An online and print survey of Maine’s island residents on ticks has garnered more than 500 responses, but more data is being sought.
Susan Elias of the Maine Medical Center Research Institute said some about half the respondents are women 55 and older, and there is an even split between year-round islanders and seasonal residents.
Researchers hope to contact island leaders this fall to make a last appeal for responses before the survey closes at the end of the year, she added.
Though Lyme has been the disease most often associated with deer ticks, anaplasmosis and babesiosis are on the rise. Already, this year has seen a record number of cases of anaplasmosis and babesiosis, Elias said.
“As of September there were already 266 cases of anaplasmosis compared to a total of 186 in 2015 and 191 in 2014; and 68 cases of babesiosis in 2016 compared
55 in 2015,” she noted in an email.
The survey is seen as the first step toward developing a comprehensive response to the problems the arachnids cause on Maine’s islands. The survey went live on May 1 and is still open at:

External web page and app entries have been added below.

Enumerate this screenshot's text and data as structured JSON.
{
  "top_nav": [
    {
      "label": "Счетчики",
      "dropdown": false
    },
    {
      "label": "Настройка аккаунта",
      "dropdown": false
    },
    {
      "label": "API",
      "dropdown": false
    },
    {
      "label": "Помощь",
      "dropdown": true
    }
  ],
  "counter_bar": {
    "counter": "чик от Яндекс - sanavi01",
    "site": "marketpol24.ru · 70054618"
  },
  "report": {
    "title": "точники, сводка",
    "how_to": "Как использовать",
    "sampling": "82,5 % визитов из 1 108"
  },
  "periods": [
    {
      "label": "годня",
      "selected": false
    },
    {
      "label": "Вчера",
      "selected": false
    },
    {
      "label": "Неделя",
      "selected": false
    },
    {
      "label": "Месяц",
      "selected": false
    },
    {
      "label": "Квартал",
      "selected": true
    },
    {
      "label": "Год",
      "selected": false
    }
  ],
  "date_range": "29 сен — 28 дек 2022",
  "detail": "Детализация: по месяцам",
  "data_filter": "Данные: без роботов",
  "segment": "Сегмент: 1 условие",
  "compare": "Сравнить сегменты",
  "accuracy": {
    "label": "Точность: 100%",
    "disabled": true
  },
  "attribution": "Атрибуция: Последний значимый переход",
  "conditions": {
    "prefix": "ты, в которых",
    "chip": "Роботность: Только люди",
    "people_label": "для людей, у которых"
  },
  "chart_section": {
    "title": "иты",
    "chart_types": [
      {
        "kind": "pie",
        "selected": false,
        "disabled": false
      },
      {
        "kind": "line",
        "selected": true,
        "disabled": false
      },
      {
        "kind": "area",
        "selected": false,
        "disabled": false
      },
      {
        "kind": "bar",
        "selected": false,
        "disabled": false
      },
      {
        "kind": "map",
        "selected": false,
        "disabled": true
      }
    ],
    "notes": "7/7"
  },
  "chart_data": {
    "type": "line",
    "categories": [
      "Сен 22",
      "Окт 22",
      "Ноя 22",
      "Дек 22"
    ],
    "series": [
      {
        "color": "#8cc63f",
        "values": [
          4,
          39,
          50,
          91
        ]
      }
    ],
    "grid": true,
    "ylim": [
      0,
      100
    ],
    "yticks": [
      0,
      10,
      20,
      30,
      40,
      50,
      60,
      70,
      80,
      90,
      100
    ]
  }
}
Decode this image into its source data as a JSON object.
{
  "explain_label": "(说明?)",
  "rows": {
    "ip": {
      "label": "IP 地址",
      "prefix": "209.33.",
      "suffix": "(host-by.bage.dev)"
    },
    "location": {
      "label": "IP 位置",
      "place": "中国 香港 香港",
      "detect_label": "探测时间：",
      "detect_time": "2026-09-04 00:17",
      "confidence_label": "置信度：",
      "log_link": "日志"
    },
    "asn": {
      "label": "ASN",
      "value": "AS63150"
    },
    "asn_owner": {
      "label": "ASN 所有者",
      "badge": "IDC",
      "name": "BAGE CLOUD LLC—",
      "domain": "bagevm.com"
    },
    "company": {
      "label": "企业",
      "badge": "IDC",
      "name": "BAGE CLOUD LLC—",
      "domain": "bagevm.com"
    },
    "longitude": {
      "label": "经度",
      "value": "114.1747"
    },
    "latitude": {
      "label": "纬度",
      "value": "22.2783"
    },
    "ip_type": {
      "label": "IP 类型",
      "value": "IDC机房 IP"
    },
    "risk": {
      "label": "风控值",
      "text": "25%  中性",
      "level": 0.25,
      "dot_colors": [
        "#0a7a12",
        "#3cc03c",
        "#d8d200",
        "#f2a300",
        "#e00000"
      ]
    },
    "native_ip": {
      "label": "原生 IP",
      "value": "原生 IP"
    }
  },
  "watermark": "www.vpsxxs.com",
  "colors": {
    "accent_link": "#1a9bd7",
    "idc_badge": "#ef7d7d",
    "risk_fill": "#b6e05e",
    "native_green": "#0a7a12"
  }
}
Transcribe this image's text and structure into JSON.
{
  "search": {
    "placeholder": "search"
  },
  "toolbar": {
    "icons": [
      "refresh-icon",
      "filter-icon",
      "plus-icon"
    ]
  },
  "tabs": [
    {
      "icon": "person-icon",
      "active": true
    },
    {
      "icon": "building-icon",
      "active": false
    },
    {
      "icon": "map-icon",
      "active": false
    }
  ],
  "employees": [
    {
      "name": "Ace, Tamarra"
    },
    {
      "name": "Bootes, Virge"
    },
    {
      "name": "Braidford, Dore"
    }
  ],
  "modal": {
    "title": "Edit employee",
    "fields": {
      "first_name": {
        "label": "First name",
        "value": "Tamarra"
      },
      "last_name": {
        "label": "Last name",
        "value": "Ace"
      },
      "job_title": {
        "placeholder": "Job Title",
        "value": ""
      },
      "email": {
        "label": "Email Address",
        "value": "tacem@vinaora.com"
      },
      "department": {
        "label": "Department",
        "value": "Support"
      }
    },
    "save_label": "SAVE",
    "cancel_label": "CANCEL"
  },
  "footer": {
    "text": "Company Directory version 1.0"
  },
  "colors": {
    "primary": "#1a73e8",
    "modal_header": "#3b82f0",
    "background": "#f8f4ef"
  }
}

The survey also is available in printed form at island libraries, town offices or health clinics, or by calling Maine Medical Center Research Institute at 396-8246 to have one mailed.
Those completing the survey will not include their names. The results will be published in 2017. All adults in all households, year-round or seasonal, are sought for the survey.
Thirteen islands with year-round communities have deer herds which carry the ticks: Frenchboro, Swan’s, Great and Little Cranberry, Isle au Haut, Islesboro, North Haven, Vinalhaven, Chebeague, Cliff, Long, Great Diamond and Peaks. Monhegan and Matinicus have eliminated deer populations.
Among the questions for islanders included in the survey are:
- how they deal with ticks (avoiding their habitat, using bug repellent, tucking pants into socks)
- whether they would use pesticides in yards
- what their views of deer on the island are, including hunting them
- why they think deer tick populations are increasing in parts of Maine
- whether they trust information about ticks coming from town government and scientists
“We’re really interested in the attitudes and beliefs of the people living on the islands,” Elias said, not just the hard data of tick encounters.
Questions about deer can divide island residents. Firearm hunting is seen as dangerous on some of the small islands, and yet, because of their size, the opportunity to eradicate the herd from an island is attractive as a potential fix. But that fix may not be permanent.
“Most islands are close enough to the mainland for deer to be able to swim out,” Elias observed. “Not all want or can get rid of deer herds.”
But there is evidence that deer are at the center of the problem.
Peter Rand, a medical doctor with the lab who has researched the tick problem in Maine over the last 30 years, recalls some of the key discoveries.
“Monhegan was the big one. The island provided the only study showing that complete and permanent removal of deer breaks the deer tick cycle, which leads to vanishing numbers of ticks and Lyme disease. It also demonstrated for the first time that Norway rats are excellent at infecting ticks with the Lyme bacteria, and that feeding deer with ivermectin, which is given dogs to prevent heartworm, kills the ticks that feed on them.”
Elias said half of the island communities have contacted the Maine Center for Disease Control for assistance. One approach to mitigating the deer tick problem is reduce its habitat, she said. Japanese barberry, an invasive plant found in a forested area’s understory, “is a really good tick habitat.”
Islands with economies that rely on lobstering are wary of using pesticides that could end up in the water, but there is a non-toxic alternative. Elias said rosemary oil compounds work as a contact poison for ticks, and can be part of an effective integrated pest management plan.
“The key is flexibility,” she said of community response to the problem. “No one tool is the silver bullet.”